● **Description of the task**: Find every line below where the word "Proposals" occurs, then give how many you found and nothing else.

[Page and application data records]
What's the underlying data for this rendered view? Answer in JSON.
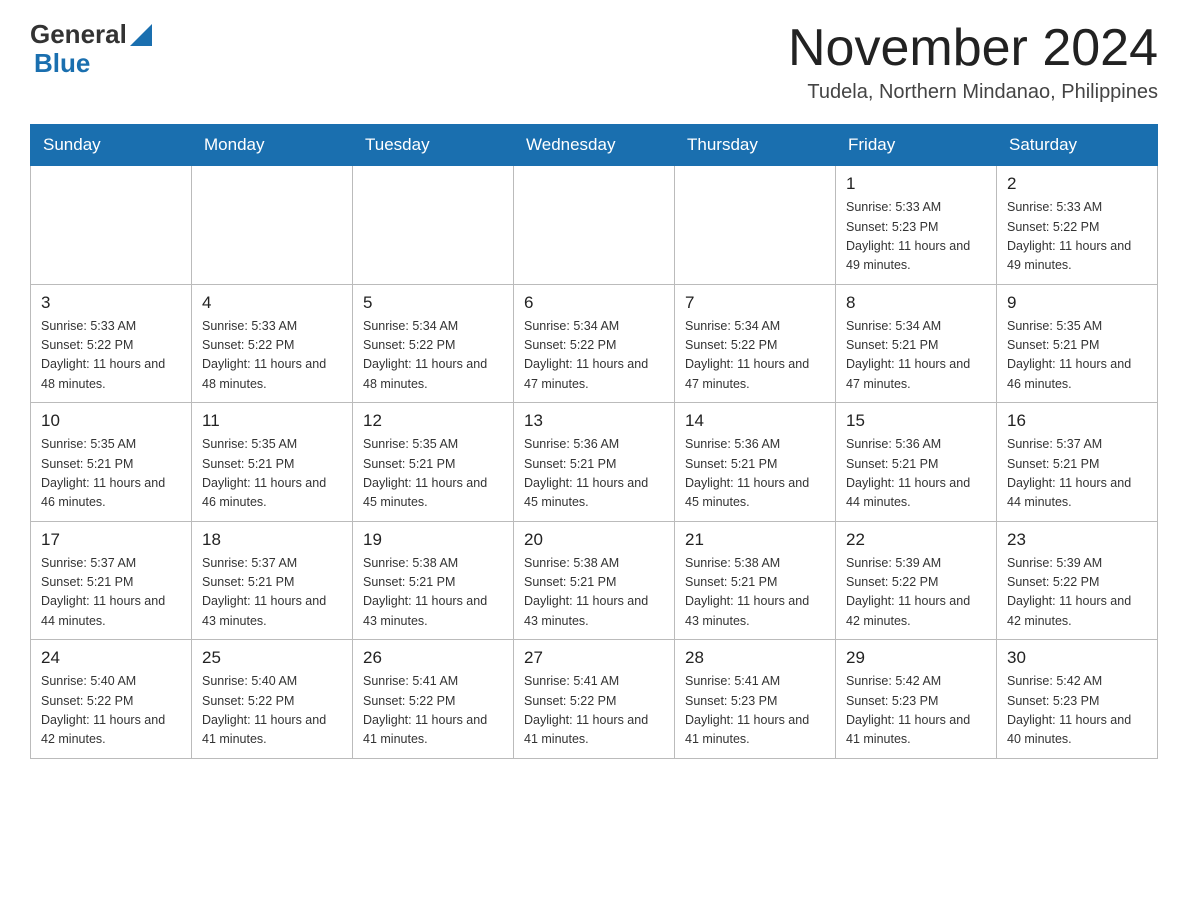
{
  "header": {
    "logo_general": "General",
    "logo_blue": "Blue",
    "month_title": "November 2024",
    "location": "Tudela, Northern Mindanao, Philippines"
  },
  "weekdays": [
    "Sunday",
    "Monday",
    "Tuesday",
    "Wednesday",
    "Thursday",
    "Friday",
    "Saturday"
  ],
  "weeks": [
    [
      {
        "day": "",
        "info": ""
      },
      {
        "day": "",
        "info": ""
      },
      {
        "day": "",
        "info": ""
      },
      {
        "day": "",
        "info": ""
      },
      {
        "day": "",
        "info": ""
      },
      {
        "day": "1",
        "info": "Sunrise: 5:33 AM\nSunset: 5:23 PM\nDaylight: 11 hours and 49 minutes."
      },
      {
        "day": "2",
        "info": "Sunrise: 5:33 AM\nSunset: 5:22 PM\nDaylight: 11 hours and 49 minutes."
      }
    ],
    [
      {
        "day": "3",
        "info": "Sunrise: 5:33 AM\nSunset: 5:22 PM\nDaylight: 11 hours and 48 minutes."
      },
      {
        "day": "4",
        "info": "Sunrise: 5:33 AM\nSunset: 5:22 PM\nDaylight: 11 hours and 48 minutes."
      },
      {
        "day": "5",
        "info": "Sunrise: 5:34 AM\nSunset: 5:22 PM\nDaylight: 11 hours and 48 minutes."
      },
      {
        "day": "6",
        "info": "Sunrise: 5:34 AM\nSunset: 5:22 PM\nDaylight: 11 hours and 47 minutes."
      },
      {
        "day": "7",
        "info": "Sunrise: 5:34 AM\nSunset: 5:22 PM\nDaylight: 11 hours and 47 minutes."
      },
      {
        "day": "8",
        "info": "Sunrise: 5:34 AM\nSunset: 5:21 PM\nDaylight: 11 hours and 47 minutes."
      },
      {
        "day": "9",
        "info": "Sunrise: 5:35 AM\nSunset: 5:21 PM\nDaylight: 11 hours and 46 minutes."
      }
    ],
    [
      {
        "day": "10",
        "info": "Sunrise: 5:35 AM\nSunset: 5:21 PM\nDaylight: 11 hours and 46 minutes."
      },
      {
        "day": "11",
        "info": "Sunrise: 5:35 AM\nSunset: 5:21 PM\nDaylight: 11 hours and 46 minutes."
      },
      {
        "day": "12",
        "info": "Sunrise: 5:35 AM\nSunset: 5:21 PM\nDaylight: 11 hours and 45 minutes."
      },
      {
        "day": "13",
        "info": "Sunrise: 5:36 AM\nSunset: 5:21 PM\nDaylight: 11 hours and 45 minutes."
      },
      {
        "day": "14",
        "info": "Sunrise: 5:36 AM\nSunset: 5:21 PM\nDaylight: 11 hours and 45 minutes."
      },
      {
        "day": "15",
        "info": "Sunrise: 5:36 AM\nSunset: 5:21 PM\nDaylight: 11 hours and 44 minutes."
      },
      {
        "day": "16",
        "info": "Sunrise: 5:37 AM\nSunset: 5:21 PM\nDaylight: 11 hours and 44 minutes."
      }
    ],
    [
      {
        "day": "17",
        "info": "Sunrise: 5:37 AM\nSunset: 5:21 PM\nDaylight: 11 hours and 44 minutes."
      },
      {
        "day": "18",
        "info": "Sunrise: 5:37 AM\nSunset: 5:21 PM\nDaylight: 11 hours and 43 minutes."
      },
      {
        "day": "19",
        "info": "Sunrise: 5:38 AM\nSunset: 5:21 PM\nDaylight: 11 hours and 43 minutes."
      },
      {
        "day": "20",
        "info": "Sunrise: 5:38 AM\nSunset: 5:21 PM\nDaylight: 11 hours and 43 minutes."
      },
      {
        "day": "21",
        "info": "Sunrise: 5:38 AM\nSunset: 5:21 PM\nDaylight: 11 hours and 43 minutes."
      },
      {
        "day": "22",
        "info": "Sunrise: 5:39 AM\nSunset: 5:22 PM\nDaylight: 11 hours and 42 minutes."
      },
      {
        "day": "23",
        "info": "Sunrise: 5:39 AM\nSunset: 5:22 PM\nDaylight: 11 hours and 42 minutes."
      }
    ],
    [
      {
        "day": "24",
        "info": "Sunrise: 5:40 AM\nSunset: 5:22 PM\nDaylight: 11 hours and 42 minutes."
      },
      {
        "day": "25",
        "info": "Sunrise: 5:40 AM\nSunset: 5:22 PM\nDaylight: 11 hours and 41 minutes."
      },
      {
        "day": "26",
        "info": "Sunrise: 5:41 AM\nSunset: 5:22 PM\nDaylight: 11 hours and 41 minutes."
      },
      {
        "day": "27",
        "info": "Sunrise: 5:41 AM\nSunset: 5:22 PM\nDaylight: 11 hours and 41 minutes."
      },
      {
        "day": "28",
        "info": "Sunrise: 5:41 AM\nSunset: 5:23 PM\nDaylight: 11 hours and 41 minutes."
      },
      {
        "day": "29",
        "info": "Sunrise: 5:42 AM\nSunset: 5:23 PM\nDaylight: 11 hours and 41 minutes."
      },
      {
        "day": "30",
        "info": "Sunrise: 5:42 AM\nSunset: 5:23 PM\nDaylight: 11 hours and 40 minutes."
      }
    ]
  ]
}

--

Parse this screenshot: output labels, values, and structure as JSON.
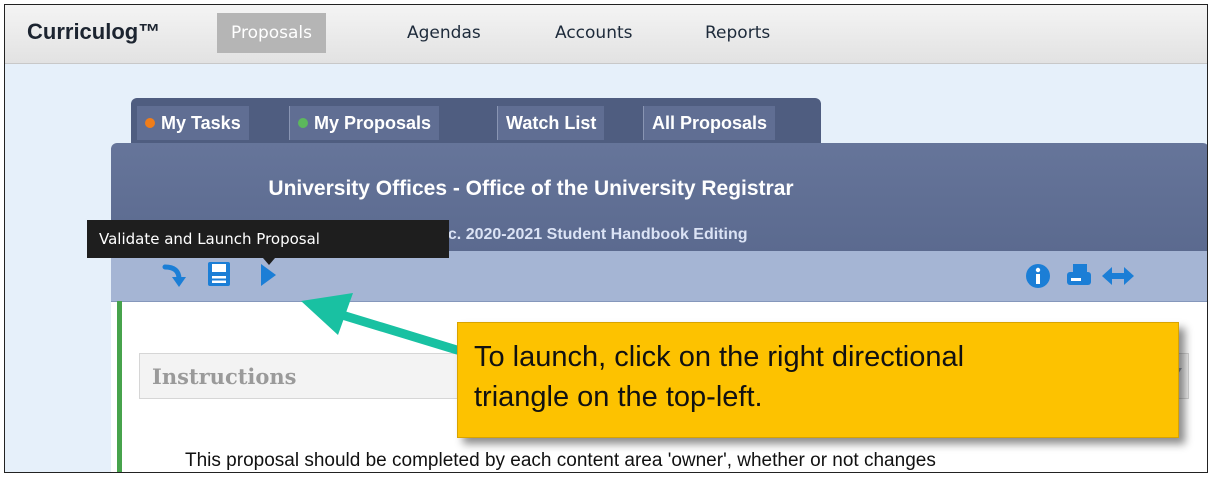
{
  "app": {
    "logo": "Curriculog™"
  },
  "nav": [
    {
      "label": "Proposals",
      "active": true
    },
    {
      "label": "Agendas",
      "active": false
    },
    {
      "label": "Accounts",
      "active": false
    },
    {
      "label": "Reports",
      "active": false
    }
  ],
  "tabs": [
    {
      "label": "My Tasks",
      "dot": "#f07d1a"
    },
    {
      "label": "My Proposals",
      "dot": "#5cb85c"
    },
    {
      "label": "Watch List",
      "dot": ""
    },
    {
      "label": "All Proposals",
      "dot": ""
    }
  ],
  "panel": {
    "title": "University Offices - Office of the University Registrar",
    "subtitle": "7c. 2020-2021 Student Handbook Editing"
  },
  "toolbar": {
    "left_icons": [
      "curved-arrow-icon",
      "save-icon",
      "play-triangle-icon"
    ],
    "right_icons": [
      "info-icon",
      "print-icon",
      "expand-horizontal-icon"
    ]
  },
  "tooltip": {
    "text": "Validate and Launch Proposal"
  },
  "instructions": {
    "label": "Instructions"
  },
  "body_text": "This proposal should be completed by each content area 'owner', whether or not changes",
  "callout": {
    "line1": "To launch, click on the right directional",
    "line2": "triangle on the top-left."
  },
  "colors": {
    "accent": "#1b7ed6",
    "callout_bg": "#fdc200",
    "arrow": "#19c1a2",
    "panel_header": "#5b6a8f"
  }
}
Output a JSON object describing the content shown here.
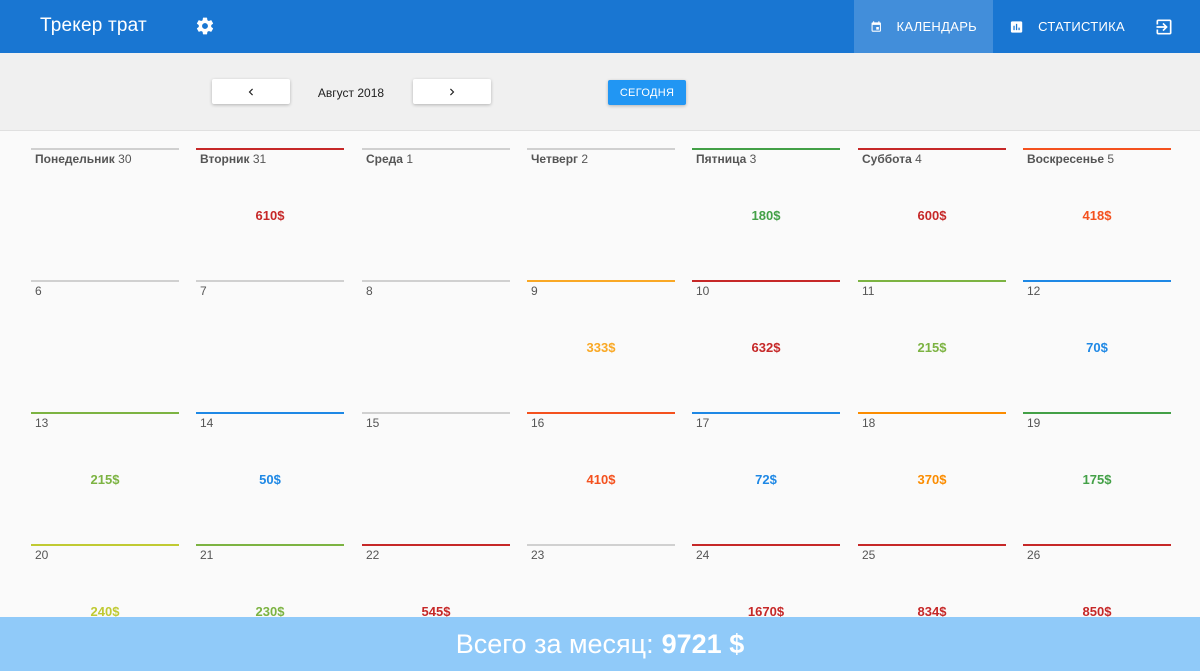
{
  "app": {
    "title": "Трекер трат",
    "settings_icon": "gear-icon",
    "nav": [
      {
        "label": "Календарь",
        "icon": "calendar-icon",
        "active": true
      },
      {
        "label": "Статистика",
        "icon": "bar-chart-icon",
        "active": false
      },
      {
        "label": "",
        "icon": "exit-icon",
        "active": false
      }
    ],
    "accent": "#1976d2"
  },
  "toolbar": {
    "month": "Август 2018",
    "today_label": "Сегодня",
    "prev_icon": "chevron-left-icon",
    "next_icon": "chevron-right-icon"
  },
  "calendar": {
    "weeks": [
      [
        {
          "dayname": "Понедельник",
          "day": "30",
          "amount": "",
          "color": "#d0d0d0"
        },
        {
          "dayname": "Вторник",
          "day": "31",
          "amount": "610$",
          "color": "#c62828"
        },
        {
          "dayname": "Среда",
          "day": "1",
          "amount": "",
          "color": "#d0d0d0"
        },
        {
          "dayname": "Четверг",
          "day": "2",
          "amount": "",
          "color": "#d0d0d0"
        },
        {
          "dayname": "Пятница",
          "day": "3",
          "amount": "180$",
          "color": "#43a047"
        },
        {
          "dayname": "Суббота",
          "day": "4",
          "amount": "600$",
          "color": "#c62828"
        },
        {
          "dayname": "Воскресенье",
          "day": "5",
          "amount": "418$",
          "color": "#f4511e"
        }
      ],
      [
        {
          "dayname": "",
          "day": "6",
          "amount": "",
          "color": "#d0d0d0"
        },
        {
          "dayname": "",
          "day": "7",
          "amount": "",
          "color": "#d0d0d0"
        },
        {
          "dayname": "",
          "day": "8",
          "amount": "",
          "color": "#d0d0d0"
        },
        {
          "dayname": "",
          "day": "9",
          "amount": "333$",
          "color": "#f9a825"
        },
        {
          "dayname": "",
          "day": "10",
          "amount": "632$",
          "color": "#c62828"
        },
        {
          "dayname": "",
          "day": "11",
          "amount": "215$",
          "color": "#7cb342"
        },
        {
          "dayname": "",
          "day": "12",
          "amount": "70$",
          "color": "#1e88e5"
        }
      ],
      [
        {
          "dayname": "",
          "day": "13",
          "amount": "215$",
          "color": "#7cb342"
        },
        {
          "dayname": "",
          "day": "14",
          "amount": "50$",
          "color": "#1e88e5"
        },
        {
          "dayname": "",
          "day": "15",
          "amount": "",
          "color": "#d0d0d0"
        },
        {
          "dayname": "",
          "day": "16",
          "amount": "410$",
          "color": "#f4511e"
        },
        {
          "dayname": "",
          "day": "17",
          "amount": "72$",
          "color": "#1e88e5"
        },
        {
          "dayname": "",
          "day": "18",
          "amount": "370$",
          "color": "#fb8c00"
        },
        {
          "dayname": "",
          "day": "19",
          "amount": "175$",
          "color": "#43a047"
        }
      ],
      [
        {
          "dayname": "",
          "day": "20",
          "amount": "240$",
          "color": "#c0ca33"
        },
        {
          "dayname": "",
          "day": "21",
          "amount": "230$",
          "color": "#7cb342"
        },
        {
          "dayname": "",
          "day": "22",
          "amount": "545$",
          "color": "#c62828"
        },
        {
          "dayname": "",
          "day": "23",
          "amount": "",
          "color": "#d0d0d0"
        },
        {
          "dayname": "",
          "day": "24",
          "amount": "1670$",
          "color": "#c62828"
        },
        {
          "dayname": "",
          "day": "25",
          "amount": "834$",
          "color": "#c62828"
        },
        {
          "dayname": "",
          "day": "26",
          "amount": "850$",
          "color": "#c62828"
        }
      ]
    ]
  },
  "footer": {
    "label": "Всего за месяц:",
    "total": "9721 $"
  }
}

● **Answer section**: 3